## Records for this task:
Start of Block
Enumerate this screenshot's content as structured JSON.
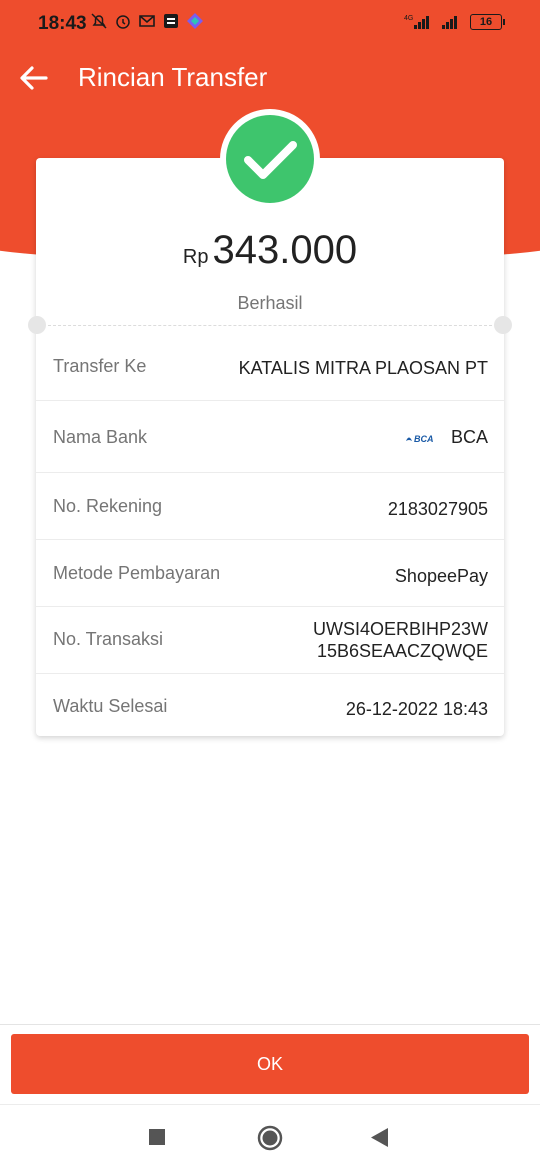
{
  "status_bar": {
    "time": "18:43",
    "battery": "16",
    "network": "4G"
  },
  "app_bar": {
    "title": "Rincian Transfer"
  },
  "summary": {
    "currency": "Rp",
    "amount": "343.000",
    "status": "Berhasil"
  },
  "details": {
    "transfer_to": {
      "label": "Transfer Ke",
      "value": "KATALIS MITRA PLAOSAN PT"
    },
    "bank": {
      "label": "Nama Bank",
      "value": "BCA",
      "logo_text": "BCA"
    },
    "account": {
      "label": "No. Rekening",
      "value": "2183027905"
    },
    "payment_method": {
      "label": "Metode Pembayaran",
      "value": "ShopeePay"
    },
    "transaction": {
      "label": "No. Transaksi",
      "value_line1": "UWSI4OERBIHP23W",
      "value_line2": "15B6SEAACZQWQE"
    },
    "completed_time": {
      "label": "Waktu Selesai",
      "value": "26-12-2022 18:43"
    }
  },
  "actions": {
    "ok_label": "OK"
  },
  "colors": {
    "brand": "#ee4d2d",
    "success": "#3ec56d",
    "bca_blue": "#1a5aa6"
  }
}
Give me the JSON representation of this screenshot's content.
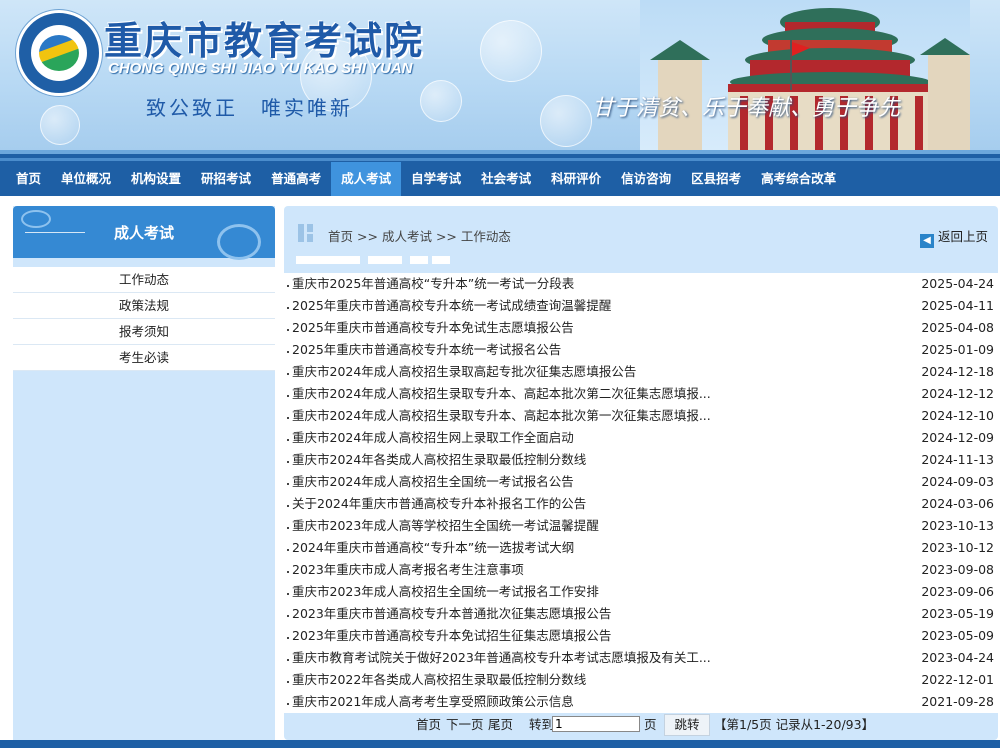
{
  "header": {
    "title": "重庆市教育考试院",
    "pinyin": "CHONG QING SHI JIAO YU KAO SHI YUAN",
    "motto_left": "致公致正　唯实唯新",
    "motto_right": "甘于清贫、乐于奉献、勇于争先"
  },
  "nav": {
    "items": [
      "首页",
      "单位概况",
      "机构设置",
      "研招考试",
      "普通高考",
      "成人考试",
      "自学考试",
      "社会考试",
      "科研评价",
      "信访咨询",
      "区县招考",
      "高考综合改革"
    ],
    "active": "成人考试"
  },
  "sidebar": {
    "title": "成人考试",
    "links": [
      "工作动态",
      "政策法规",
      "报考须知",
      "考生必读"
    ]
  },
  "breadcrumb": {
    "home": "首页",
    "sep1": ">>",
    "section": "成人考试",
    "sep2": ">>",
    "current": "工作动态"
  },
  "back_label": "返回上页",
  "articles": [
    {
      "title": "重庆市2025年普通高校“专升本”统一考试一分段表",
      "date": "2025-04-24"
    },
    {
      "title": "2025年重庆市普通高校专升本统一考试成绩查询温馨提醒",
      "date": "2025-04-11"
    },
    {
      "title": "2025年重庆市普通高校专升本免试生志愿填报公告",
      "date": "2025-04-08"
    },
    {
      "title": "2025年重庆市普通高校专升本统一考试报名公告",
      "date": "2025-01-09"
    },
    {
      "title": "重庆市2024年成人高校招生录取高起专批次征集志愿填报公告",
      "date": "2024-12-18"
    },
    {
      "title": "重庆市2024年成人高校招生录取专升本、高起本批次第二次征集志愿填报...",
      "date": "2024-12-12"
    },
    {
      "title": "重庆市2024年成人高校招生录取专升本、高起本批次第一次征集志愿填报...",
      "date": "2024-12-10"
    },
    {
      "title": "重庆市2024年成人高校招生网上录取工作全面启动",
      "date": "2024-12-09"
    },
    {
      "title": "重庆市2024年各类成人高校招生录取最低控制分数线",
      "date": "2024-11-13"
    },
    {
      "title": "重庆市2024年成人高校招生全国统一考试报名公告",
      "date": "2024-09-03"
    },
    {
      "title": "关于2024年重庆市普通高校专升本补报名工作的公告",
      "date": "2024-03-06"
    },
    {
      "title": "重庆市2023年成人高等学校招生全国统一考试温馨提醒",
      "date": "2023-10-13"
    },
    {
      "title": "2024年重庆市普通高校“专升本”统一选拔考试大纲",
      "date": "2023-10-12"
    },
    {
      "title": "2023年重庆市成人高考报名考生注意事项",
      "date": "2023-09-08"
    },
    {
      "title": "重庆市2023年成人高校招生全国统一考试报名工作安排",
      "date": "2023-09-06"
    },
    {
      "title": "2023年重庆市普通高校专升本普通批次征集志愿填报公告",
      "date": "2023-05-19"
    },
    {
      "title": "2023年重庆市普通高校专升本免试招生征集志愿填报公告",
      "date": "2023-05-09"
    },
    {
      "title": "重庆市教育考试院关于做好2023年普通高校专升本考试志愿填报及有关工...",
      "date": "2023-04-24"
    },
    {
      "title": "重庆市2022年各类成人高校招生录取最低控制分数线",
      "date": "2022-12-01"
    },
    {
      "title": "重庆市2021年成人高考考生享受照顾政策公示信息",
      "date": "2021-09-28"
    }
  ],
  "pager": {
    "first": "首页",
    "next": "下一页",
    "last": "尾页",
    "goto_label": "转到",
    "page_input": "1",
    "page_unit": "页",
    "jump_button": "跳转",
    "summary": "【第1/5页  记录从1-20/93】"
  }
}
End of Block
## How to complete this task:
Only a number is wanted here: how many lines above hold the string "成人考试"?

## Written answer:
4